Space Fact: Astronauts in space must be able to twist, bend, lift, and carry massive objects. They must have strong core muscles so they can perform their tasks efficiently and avoid injury. In order to maintain muscle strength while in space, astronauts practice core-building activities before, during, and after their missions. Here on Earth these activities may include swimming, running, weight training, or floor exercises. In space, astronauts use specialized equipment to maintain an exercise routine to keep their core muscles fit for the job.

Lift off’s

Mission Question: How could you perform a series of physical activities that would improve your lungs and heart, and increase muscular coordination and endurance? You will perform "lift off" burpees to improve your lungs, heart and increase your muscular co-ordination and endurance.


Space Fact:There are many reasons astronauts must have strong muscles and bones. In a reduced gravity environment, muscles and bones can become weak, so astronauts must engage in strength training to counter the weakening effect of zero gravity. Also, when working on the ISS and exploring in space, astronauts have to be fit to perform spacewalks or move objects that are hundreds of kilograms! How do they do all of that? Before, during, and after living in space astronauts work closely with exercise specialists to train hard and keep their muscles and bones strong for exploration missions and discovery activities. Activities that exercise the whole body are important to prepare for the challenges involved with living and working in space.

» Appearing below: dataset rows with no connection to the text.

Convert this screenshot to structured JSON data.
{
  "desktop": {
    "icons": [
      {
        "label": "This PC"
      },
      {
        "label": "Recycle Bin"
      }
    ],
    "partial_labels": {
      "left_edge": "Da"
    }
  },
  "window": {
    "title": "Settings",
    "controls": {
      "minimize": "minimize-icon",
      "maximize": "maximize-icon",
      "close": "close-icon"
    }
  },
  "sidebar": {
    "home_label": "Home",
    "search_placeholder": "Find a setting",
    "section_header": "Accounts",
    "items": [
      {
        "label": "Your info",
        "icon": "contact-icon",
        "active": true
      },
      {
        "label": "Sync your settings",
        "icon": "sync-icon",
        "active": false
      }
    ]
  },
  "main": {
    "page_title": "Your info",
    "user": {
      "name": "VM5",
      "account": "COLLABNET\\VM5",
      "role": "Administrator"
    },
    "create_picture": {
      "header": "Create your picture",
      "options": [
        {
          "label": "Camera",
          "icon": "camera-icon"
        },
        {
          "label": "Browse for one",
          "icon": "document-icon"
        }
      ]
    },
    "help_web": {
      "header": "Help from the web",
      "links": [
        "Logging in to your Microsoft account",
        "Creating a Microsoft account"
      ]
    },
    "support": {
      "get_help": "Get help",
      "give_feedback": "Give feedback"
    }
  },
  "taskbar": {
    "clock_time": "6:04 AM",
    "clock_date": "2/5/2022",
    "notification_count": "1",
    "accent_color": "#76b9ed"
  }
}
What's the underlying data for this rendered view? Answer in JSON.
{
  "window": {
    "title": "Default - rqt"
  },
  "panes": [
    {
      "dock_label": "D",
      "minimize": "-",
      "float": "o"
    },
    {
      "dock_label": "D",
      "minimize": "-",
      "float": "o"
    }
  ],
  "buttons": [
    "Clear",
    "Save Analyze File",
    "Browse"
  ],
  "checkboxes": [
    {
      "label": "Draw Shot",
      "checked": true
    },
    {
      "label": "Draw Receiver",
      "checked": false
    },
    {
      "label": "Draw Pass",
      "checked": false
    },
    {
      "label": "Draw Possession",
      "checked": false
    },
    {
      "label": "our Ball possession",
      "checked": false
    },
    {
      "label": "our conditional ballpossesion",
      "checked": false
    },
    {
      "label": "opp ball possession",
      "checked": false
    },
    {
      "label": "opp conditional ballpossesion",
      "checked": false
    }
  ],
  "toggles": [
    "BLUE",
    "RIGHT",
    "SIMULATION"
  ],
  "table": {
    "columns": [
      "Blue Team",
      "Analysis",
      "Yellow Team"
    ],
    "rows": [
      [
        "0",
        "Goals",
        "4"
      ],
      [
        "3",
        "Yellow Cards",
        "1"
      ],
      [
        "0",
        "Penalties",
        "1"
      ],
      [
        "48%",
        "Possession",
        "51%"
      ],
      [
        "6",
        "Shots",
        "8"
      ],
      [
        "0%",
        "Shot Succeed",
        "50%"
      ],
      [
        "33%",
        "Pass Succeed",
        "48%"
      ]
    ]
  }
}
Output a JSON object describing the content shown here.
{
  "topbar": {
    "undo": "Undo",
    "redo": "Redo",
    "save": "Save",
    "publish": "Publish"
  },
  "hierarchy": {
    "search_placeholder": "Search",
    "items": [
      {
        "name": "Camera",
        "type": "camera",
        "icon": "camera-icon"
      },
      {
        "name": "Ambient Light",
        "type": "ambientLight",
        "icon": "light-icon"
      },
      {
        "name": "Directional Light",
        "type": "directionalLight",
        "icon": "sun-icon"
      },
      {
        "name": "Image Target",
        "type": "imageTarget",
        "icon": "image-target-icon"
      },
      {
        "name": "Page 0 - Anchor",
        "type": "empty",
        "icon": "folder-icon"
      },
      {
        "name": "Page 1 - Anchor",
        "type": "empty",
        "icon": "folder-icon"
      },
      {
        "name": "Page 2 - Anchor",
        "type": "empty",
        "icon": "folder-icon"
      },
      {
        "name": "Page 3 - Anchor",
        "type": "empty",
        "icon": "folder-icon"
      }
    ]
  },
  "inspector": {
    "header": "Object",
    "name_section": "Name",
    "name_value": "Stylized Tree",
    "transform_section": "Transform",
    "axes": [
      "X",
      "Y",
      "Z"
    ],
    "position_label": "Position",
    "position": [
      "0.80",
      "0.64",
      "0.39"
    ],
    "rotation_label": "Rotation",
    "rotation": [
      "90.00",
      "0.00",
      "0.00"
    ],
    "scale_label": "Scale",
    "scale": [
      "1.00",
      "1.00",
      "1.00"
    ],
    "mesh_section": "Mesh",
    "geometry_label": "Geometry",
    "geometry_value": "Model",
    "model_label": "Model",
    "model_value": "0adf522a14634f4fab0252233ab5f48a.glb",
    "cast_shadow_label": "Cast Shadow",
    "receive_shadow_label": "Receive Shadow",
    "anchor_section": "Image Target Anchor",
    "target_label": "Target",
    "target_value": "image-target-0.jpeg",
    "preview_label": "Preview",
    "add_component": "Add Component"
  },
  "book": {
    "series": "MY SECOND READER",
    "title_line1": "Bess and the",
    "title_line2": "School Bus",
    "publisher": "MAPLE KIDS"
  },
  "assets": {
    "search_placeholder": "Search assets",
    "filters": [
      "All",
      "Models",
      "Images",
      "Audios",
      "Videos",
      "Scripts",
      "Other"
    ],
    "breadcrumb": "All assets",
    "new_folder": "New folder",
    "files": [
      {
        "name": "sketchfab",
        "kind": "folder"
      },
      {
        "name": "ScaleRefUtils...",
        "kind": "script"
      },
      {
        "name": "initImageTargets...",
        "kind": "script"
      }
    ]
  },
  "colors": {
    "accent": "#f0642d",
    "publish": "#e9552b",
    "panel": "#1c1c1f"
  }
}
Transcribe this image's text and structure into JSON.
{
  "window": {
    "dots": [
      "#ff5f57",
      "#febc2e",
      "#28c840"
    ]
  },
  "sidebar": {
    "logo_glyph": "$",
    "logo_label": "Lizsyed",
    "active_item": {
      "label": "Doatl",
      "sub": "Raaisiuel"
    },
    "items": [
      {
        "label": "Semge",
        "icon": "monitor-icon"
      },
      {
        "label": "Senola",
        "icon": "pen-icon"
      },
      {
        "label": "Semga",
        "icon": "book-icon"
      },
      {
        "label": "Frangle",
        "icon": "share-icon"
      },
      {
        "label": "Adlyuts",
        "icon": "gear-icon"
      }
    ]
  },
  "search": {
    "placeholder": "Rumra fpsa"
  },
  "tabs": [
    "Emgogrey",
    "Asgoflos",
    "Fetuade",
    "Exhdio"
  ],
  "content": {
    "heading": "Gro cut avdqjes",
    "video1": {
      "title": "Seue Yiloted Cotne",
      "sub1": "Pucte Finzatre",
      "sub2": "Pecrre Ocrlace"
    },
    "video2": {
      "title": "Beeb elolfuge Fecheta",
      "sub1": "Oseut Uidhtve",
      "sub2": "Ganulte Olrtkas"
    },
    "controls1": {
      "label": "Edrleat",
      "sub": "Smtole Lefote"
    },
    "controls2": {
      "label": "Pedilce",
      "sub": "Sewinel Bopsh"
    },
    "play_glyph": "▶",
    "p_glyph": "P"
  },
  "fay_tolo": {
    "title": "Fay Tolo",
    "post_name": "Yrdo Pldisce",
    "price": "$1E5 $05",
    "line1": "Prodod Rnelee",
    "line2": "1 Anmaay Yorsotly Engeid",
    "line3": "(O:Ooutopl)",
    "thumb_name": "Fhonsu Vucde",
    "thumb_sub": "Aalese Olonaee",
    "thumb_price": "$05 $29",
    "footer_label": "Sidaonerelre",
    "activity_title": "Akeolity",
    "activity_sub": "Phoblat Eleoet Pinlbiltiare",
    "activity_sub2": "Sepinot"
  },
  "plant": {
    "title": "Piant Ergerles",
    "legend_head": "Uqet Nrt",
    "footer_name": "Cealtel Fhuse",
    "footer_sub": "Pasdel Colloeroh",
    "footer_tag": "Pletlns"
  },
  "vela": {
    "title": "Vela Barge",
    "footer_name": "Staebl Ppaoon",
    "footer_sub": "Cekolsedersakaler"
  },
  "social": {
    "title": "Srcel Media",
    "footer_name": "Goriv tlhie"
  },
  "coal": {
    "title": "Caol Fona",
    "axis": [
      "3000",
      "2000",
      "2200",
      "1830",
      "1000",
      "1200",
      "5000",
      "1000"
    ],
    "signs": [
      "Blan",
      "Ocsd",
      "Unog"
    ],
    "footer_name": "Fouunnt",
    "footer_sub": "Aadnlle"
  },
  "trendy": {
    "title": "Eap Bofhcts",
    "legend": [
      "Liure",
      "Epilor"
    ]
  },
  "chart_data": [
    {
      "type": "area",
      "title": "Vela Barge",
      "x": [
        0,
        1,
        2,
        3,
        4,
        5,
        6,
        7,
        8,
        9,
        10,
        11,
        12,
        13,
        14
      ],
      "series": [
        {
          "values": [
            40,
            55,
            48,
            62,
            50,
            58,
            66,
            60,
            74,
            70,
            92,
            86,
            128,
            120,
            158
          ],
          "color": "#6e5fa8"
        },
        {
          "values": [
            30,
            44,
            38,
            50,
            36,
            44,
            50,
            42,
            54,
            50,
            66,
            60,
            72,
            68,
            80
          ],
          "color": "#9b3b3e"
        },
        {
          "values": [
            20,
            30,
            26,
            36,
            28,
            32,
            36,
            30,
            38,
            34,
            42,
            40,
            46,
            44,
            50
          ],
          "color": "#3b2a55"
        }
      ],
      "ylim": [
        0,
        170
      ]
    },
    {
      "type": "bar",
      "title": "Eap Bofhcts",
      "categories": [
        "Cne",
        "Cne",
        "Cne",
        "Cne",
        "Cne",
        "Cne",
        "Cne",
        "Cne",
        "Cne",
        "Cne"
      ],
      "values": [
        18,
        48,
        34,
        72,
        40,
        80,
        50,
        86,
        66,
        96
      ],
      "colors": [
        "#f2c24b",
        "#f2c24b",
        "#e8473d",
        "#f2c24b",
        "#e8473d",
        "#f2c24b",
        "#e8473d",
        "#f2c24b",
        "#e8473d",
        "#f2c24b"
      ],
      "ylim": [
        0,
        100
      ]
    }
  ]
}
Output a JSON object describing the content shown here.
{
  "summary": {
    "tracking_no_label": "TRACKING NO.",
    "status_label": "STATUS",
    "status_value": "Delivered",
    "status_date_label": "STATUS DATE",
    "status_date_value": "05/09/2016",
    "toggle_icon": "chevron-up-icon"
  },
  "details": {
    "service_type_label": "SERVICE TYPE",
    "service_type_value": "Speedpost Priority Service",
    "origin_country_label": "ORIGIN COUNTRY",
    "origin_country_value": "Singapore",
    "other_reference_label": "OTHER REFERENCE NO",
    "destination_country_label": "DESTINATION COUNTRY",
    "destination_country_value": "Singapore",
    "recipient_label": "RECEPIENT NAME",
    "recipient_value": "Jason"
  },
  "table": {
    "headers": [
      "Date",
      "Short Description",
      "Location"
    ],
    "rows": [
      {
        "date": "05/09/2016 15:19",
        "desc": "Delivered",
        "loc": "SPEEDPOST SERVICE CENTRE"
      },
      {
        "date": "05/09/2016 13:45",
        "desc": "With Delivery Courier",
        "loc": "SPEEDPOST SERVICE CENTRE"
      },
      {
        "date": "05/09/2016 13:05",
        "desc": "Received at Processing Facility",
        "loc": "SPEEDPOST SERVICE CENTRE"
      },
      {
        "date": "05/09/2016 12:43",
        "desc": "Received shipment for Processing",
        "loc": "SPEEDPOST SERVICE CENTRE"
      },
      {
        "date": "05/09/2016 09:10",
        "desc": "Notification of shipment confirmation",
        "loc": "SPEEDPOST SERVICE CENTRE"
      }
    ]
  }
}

Zero G- Cycling

MISSION QUESTION:How could you perform a physical activity that will strengthen your leg muscles? You will simulate cycling in space to strengthen your leg muscles.


Space Fact: Physical exercise is part of the daily routine of astronauts on the International Space Station (ISS). Muscle and bone carry less load in weightlessness and get weaker; about 2 hours of daily exercise slows down muscle loss and loads the bones in the skeleton. The ISS has an exercise cycle which provides bone strength exercise for the legs. When the large leg muscles work they need more blood. Working muscles stimulate the heart to pump more blood, and you breathe faster to get more oxygen in. Cycle training on the ISS also maintains endurance and cardio-vascular fitness of the astronaut. The ISS has an exercise cycle which is used for endurance training. The exercise cycle used by European astronauts on the space station is called the Cycle Ergometer with Vibration Isolation and Stabilization, or CEVIS. Cosmonauts, the Russian astronauts, also have a cycle called VELO.

Refueling Stations

It is really important when you are doing any exercise to stay hydrated and drink plenty of water!. Dehydration can affect an your performance and increase the risk of a medical emergency.


Space Fact: Astronauts must maintain proper hydration levels while on an exploration missions. As astronauts reach the space environment, they stop feeling the pull of gravity. The normal functions of the body begin to change as the fluids in the body begin to shift towards the head. As the body detects the extra fluid in the upper body, the body believes there is too much fluid and the body begins to get rid of what it thinks are extra fluids. This large loss of fluids can result in dehydration for astronauts. In order to avoid this dehydration, astronauts must drink lots of fluids while in orbit.


Dehydration can be very dangerous, astronauts must make sure they are not dehydrated while completing their tasks on a mission, whether inside or outsidethe space exploration vehicle, just like they do on earth astronauts need adequate hydration to maintain proper health.

Congratulations on completing your Astronaut Training!

You are now space ready!


Don't forget to download your certificate!

Download your Certificate

This Astronaut Training program has been written with thanks to Nasa Mission X as a guide and for the cool space facts.